Data records START

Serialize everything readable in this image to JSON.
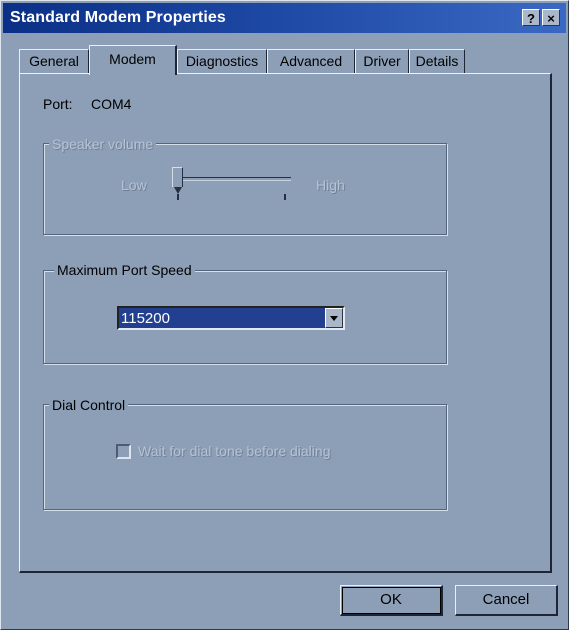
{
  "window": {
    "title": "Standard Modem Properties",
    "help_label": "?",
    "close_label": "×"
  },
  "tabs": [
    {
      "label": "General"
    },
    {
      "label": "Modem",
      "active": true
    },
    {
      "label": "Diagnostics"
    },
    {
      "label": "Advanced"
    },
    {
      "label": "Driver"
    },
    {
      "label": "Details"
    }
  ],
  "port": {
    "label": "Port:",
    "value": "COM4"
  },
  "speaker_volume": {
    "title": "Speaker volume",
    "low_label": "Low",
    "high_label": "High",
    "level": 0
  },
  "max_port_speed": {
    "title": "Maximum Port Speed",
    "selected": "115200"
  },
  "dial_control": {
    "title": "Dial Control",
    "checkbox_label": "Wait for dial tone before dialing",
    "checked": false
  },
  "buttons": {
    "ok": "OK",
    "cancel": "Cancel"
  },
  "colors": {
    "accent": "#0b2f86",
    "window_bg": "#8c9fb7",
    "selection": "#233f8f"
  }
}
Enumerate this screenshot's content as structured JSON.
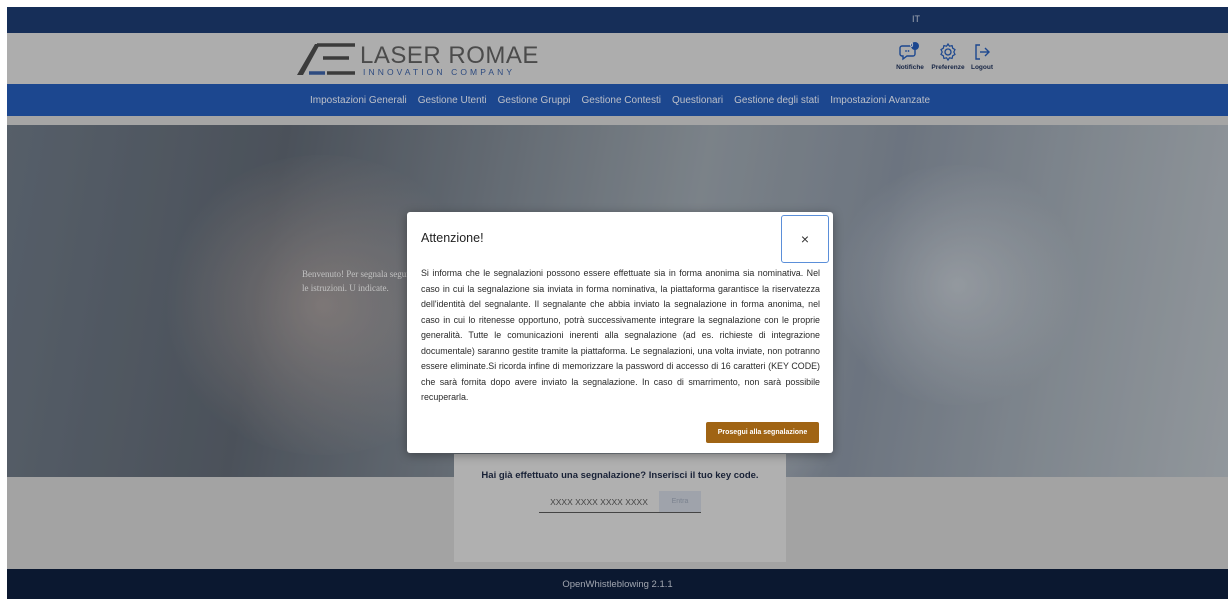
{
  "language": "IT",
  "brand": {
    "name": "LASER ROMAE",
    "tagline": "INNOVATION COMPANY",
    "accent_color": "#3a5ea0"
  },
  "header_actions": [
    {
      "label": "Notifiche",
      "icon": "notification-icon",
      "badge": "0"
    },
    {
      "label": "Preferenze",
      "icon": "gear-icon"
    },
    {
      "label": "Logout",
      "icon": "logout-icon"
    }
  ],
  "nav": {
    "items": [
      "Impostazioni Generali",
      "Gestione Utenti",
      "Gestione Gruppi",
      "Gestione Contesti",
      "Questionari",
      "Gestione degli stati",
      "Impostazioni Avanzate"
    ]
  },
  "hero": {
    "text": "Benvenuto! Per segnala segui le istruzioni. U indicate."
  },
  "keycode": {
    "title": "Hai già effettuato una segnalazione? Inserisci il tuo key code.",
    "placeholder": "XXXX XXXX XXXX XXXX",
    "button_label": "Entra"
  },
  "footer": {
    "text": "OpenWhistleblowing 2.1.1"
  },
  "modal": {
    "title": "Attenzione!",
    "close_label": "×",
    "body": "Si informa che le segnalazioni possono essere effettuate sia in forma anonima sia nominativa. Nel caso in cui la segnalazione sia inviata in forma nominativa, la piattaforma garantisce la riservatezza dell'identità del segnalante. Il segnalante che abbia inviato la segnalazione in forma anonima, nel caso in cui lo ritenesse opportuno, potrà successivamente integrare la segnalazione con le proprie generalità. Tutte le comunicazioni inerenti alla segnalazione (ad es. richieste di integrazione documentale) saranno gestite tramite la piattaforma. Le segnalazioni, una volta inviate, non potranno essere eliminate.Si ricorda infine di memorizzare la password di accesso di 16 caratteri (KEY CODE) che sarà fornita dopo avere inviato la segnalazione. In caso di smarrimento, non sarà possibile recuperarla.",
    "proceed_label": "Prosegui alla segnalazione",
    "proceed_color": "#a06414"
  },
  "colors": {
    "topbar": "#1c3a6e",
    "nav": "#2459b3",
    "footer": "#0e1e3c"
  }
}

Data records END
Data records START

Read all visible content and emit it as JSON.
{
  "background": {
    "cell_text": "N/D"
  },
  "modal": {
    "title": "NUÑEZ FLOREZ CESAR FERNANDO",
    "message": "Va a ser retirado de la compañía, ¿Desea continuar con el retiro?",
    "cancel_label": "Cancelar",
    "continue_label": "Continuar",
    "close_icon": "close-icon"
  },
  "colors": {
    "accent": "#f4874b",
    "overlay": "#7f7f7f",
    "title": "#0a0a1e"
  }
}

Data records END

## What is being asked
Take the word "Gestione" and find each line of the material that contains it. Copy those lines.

## Final answer
      "Gestione Utenti",
      "Gestione Gruppi",
      "Gestione Contesti",
      "Gestione degli stati",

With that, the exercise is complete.